Task statement - From the first line to the last, give the data again exactly.

(Data records for software interfaces)
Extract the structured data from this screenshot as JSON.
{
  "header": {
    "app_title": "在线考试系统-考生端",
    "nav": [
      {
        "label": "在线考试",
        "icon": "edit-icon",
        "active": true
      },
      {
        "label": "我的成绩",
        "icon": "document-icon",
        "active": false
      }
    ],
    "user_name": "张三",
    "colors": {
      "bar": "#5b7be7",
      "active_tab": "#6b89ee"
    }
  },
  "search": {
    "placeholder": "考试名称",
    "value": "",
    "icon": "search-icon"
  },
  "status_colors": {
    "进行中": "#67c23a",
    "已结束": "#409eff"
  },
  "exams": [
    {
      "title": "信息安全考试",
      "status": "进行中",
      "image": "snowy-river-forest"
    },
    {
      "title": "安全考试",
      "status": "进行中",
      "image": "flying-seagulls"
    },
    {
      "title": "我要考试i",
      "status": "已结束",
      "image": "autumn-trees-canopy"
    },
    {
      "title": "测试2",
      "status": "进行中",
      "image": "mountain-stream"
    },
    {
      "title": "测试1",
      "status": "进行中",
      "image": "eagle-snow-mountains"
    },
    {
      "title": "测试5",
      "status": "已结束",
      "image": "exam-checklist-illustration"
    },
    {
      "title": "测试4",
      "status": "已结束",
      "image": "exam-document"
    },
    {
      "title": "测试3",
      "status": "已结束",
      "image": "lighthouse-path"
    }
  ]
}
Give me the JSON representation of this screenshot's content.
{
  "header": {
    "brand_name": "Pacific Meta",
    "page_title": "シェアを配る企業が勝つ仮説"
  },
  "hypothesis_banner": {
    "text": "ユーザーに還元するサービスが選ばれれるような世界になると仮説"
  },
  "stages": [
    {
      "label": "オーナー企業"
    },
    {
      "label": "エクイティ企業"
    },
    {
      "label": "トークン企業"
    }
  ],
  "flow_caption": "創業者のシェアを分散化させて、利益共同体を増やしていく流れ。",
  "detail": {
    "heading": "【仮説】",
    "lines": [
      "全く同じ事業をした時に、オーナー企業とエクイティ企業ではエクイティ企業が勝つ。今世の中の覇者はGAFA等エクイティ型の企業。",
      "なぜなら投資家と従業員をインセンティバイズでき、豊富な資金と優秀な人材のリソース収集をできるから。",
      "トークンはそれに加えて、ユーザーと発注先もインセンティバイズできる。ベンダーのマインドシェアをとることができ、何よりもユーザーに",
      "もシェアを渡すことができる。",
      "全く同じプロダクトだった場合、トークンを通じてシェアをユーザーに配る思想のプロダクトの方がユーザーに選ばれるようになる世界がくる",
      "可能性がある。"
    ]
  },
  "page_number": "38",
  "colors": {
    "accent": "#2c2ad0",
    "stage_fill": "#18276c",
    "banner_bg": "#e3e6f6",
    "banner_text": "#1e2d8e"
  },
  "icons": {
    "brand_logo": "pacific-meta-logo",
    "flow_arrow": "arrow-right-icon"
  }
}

Completed exercise -
Extract the structured data from this screenshot as JSON.
{
  "header": {
    "app_title": "在线考试系统-考生端",
    "nav": [
      {
        "label": "在线考试",
        "icon": "edit-icon",
        "active": true
      },
      {
        "label": "我的成绩",
        "icon": "document-icon",
        "active": false
      }
    ],
    "user_name": "张三",
    "colors": {
      "bar": "#5b7be7",
      "active_tab": "#6b89ee"
    }
  },
  "search": {
    "placeholder": "考试名称",
    "value": "",
    "icon": "search-icon"
  },
  "status_colors": {
    "进行中": "#67c23a",
    "已结束": "#409eff"
  },
  "exams": [
    {
      "title": "信息安全考试",
      "status": "进行中",
      "image": "snowy-river-forest"
    },
    {
      "title": "安全考试",
      "status": "进行中",
      "image": "flying-seagulls"
    },
    {
      "title": "我要考试i",
      "status": "已结束",
      "image": "autumn-trees-canopy"
    },
    {
      "title": "测试2",
      "status": "进行中",
      "image": "mountain-stream"
    },
    {
      "title": "测试1",
      "status": "进行中",
      "image": "eagle-snow-mountains"
    },
    {
      "title": "测试5",
      "status": "已结束",
      "image": "exam-checklist-illustration"
    },
    {
      "title": "测试4",
      "status": "已结束",
      "image": "exam-document"
    },
    {
      "title": "测试3",
      "status": "已结束",
      "image": "lighthouse-path"
    }
  ]
}
Give me the JSON representation of this screenshot's content.
{
  "header": {
    "brand_name": "Pacific Meta",
    "page_title": "シェアを配る企業が勝つ仮説"
  },
  "hypothesis_banner": {
    "text": "ユーザーに還元するサービスが選ばれれるような世界になると仮説"
  },
  "stages": [
    {
      "label": "オーナー企業"
    },
    {
      "label": "エクイティ企業"
    },
    {
      "label": "トークン企業"
    }
  ],
  "flow_caption": "創業者のシェアを分散化させて、利益共同体を増やしていく流れ。",
  "detail": {
    "heading": "【仮説】",
    "lines": [
      "全く同じ事業をした時に、オーナー企業とエクイティ企業ではエクイティ企業が勝つ。今世の中の覇者はGAFA等エクイティ型の企業。",
      "なぜなら投資家と従業員をインセンティバイズでき、豊富な資金と優秀な人材のリソース収集をできるから。",
      "トークンはそれに加えて、ユーザーと発注先もインセンティバイズできる。ベンダーのマインドシェアをとることができ、何よりもユーザーに",
      "もシェアを渡すことができる。",
      "全く同じプロダクトだった場合、トークンを通じてシェアをユーザーに配る思想のプロダクトの方がユーザーに選ばれるようになる世界がくる",
      "可能性がある。"
    ]
  },
  "page_number": "38",
  "colors": {
    "accent": "#2c2ad0",
    "stage_fill": "#18276c",
    "banner_bg": "#e3e6f6",
    "banner_text": "#1e2d8e"
  },
  "icons": {
    "brand_logo": "pacific-meta-logo",
    "flow_arrow": "arrow-right-icon"
  }
}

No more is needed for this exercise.